Over the past few weeks I’ve been hooked by Kristin Thompson and David Bordwell’s blog Observations on film art and Film Art. For the film geek in me, the discussions of film history and criticism from an academic perspective are fascinating.
Yesterday, Kristin posted an entry responding to A. O. Scott’s claim in the New York Times that:
It is now possible to imagine—to expect—that before too long the entire surviving history of movies will be open for browsing and sampling at the click of a mouse for a few PayPal dollars.
Most of her points (and those of two guests who contributed to the conversation) are good. The vast volume of surviving movies, the work required to restore and digitise them, and the difficulties inherent in the fact that for many movies there is no definitive version, mean that the task of getting them all available online is one highly unlikely to ever be completed. That said, there were two areas where I thought that the discussion was out of step with the way the web can work.
The first of those is her assertion that it is a significant problem that there is no co-ordinating body who will be able to tell us when the task is complete. From the film history side, this may be a problem, but from a technological point of view that decentralisation may be an asset.
There has already been much discussion of a microformat for marking up media information and, if that should be sufficiently nuanced and widely adopted, it would be possible to catalogue the available films without needing them to be managed through a central body. Even if some of the larger copyright owners were reluctant to mark up their code that way, some enterprising movie buff should be able to scrape their sites and replicate the catalogues in a more meaningful format.
I also wonder if the conversation in the blog entry is overly influenced by the inclusion of a representative of one of the big studios, as it brings to bear some of the fears endemic in big mainstream media’s approach to new technologies. There are definitely issues of managing quality, keeping pace with appropriate distribution formats, and of ensuring a revenue stream that allows for the detailed work of restoration. But there is little or no sense of the arguments being developed in the Free Culture/Creative Commons movement.
I wholeheartedly agree that some of the arguments in The Long Tail are naive when it comes to cinema, but there are routes other than DRM to building revenue for projects of this sort. Potential patronage, the existence of an enormous market currently unable to get access to the more obscure reaches of cinema, and (should seed funding be possible) the potential to gather a return over a period of years may shift economic ‘realities’ at least a little.

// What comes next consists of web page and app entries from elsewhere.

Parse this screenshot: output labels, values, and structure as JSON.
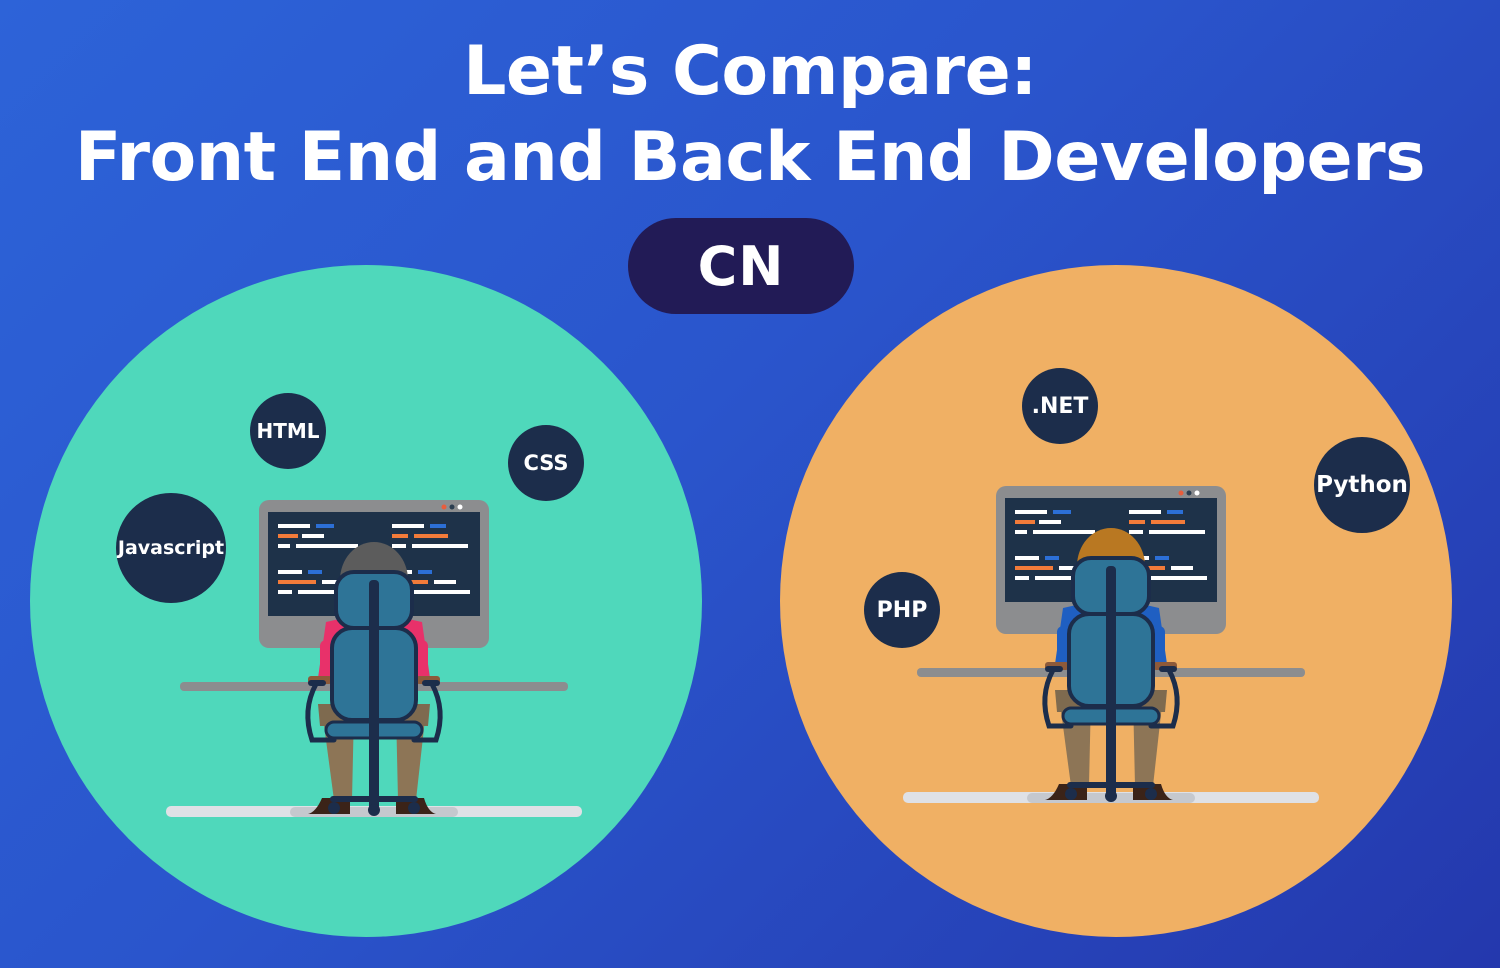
{
  "title": {
    "line1": "Let’s Compare:",
    "line2": "Front End and Back End Developers"
  },
  "logo": {
    "text": "CN"
  },
  "frontend": {
    "circle_color": "#4fd8bb",
    "shirt_color": "#e8316a",
    "hair_color": "#5c5c5c",
    "badges": [
      "HTML",
      "CSS",
      "Javascript"
    ]
  },
  "backend": {
    "circle_color": "#f0b064",
    "shirt_color": "#1f5fc2",
    "hair_color": "#b97822",
    "badges": [
      ".NET",
      "Python",
      "PHP"
    ]
  },
  "colors": {
    "background": "#2a55cc",
    "badge": "#1c2d4b",
    "logo_pill": "#221b56",
    "code_orange": "#f27b3a",
    "code_blue": "#2c6fd6"
  }
}
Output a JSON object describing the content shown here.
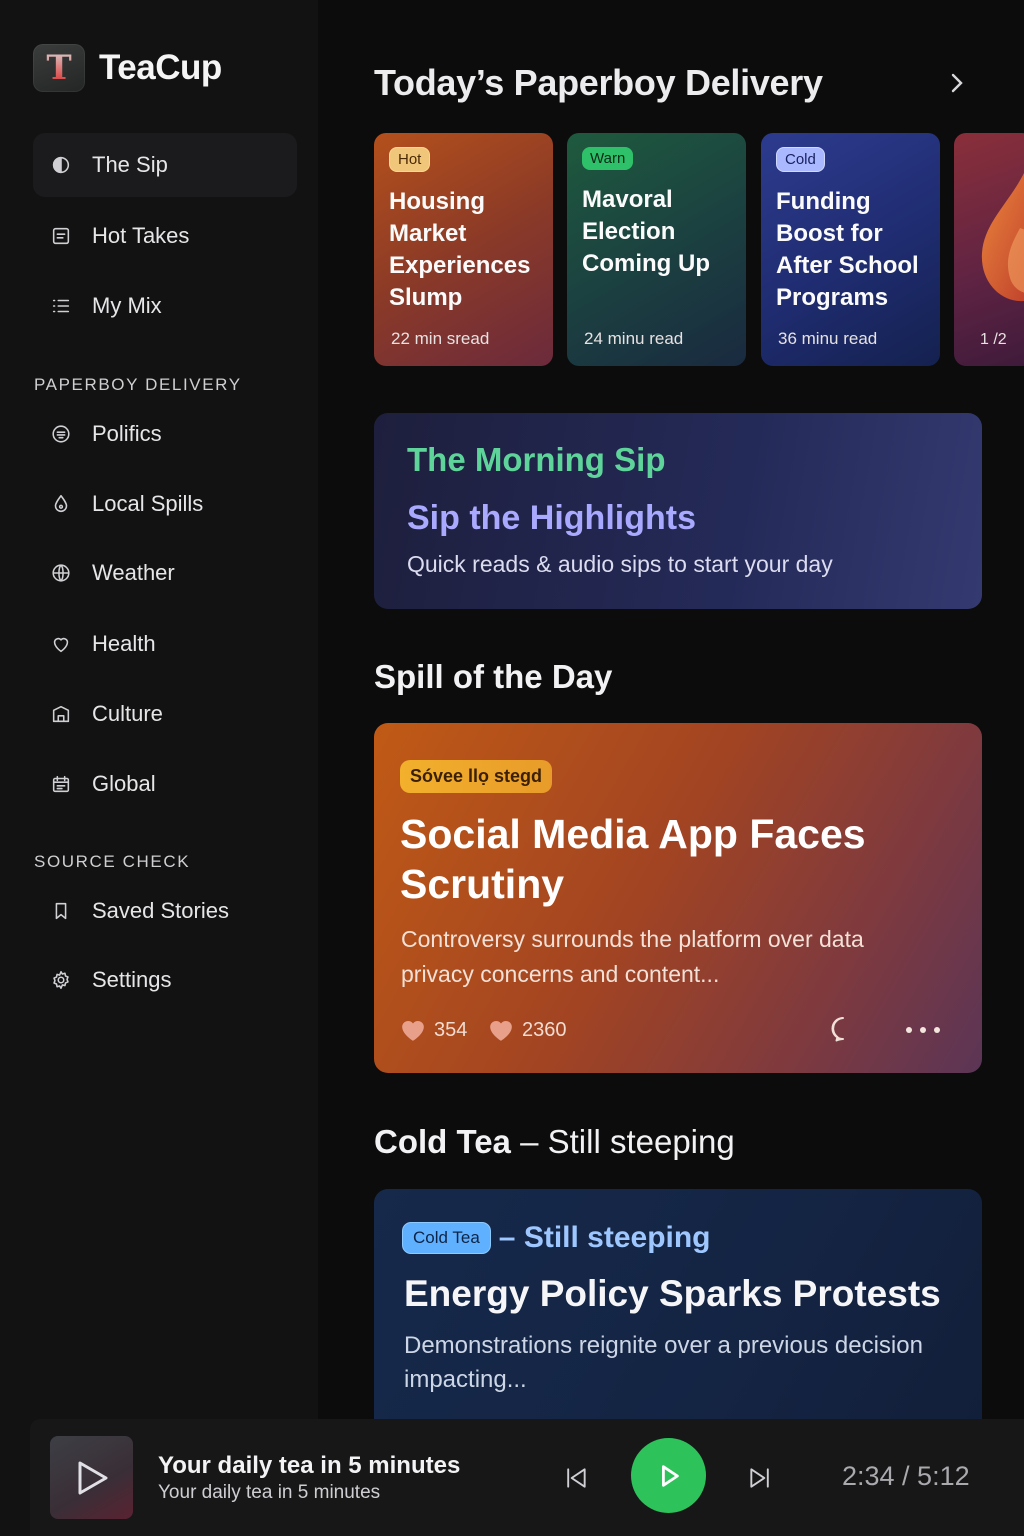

I highly doubt that we will ever reach a time when we can truly say that the “entire surviving history of movies” is available online, unless it’s in the unfortunate case that the only surviving movies are those available online. But technology is ever-evolving and some of the traditional obstacles may already be falling away. I look forward to the day when netflix’s catalogue of cinematic history looks miniscule compared to the breadth of films we can access through the net.